WHAT NEEDS TO BE DONE: List each line of the data that holds the string "size".

EXERCISE INPUT:
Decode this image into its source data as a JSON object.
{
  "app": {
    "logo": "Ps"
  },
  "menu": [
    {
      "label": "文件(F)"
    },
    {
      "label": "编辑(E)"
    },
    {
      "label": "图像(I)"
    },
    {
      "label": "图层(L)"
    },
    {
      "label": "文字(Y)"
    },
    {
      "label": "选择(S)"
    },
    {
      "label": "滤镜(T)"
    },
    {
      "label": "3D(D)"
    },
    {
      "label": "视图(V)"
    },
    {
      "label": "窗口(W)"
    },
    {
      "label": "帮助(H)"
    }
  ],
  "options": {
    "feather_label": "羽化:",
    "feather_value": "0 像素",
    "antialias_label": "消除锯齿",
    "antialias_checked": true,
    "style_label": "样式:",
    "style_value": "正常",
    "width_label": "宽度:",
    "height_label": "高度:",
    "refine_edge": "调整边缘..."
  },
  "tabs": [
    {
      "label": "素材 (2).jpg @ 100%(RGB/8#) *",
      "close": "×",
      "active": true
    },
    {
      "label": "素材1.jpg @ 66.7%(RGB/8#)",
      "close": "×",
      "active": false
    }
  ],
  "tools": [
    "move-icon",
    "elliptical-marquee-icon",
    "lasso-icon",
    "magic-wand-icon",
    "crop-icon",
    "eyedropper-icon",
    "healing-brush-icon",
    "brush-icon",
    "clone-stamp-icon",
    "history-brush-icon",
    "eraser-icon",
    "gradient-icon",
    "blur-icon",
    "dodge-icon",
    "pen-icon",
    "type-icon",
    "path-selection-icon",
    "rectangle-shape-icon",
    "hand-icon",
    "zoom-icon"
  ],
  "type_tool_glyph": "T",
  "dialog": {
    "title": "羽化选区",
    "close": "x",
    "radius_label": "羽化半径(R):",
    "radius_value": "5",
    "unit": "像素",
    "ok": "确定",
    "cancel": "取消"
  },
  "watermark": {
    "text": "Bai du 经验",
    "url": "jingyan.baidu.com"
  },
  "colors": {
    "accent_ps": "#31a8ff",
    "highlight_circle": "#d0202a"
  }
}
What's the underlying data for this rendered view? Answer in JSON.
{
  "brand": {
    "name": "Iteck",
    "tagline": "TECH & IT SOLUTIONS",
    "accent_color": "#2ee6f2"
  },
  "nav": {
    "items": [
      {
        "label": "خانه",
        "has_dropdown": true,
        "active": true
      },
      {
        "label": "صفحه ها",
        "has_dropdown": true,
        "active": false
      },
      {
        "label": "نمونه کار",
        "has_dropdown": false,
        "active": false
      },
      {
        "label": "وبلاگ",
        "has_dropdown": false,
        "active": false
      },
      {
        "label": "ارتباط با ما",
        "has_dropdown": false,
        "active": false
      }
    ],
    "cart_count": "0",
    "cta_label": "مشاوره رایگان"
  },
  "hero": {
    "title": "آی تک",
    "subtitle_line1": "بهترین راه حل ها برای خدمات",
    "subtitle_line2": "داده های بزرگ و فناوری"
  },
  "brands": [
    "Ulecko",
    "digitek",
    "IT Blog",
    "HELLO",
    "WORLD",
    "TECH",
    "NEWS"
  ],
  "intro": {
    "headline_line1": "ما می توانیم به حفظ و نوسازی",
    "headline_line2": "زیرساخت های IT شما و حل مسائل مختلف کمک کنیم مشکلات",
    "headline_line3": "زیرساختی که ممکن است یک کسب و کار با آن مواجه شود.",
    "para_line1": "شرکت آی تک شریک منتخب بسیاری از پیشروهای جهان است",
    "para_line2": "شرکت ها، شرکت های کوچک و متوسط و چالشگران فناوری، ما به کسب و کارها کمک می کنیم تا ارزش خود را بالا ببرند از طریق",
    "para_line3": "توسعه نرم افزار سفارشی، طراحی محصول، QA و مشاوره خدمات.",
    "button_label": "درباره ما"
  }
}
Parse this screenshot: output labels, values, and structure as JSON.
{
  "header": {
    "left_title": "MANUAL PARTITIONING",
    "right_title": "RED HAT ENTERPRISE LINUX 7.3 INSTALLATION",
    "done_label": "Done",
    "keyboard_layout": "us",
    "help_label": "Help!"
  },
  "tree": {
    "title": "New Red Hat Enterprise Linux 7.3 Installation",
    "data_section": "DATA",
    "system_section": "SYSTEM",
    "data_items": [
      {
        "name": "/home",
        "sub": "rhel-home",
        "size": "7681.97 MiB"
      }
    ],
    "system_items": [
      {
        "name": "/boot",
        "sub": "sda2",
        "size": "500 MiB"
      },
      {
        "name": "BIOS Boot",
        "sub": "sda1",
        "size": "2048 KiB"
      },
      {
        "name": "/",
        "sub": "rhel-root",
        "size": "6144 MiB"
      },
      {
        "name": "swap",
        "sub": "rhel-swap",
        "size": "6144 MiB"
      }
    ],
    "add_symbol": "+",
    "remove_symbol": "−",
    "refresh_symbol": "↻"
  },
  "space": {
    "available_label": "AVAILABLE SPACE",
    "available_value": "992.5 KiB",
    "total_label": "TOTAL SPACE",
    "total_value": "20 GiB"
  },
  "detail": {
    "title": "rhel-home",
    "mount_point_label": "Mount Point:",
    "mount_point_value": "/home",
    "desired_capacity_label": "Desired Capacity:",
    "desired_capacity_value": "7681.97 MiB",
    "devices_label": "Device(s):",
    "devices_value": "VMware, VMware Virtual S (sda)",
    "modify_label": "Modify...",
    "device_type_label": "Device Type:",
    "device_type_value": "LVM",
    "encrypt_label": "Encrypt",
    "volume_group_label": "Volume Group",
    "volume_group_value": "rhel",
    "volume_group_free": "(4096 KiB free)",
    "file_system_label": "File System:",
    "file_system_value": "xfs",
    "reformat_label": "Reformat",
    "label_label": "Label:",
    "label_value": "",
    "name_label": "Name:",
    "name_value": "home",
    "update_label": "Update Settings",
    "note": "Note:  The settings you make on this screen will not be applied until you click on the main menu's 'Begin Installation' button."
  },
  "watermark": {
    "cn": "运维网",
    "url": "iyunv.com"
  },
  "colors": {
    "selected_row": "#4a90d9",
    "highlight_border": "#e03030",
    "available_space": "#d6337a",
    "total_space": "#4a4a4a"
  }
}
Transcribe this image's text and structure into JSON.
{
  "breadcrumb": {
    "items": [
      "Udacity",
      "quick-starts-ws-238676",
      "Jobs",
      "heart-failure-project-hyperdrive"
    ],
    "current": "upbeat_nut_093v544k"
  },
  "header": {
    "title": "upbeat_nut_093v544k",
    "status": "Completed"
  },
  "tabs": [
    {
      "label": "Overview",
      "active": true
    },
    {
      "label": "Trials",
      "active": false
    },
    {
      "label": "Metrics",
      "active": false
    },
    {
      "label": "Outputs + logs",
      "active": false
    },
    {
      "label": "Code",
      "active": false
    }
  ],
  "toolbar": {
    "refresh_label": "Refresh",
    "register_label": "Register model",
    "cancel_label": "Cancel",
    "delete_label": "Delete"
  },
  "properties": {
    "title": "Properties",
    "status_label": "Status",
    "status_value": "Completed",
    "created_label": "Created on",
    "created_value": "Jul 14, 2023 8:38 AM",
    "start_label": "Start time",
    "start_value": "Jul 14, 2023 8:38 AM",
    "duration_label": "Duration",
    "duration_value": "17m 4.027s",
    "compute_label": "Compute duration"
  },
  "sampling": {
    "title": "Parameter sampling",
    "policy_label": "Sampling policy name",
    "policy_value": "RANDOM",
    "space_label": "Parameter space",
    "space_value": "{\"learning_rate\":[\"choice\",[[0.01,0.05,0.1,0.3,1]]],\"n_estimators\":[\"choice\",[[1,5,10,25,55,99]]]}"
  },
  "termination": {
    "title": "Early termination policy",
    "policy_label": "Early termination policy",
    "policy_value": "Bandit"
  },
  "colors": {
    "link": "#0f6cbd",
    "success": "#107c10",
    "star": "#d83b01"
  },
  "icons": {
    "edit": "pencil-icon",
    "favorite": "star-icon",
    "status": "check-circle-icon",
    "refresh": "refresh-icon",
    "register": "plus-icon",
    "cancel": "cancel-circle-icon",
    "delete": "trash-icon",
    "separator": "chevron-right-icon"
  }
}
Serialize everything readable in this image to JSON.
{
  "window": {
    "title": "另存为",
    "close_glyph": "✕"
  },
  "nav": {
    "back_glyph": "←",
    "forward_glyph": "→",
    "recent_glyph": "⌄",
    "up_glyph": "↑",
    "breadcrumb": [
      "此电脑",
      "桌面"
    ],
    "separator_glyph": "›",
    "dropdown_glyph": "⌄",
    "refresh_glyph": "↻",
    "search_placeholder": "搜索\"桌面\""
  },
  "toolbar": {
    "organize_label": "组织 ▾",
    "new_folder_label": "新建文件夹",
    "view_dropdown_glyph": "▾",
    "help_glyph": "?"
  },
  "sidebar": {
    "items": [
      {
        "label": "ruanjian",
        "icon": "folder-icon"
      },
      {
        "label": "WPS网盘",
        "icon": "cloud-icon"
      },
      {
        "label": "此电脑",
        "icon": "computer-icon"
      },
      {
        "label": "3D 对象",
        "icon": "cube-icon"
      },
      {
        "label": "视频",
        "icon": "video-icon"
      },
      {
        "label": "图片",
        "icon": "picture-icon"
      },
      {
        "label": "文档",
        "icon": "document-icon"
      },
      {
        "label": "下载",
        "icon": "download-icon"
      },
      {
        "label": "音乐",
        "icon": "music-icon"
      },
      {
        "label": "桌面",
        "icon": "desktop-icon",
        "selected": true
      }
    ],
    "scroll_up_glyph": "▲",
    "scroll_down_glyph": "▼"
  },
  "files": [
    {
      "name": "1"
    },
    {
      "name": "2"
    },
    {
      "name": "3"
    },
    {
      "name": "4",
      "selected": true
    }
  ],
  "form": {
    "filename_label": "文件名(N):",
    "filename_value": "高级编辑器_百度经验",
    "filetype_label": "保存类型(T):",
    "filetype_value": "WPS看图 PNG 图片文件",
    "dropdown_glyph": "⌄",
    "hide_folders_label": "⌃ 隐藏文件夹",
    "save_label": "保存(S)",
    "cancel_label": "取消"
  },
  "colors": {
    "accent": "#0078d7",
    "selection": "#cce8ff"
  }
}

EXPECTED ANSWER:
        "size": "7681.97 MiB"
        "size": "500 MiB"
        "size": "2048 KiB"
        "size": "6144 MiB"
        "size": "6144 MiB"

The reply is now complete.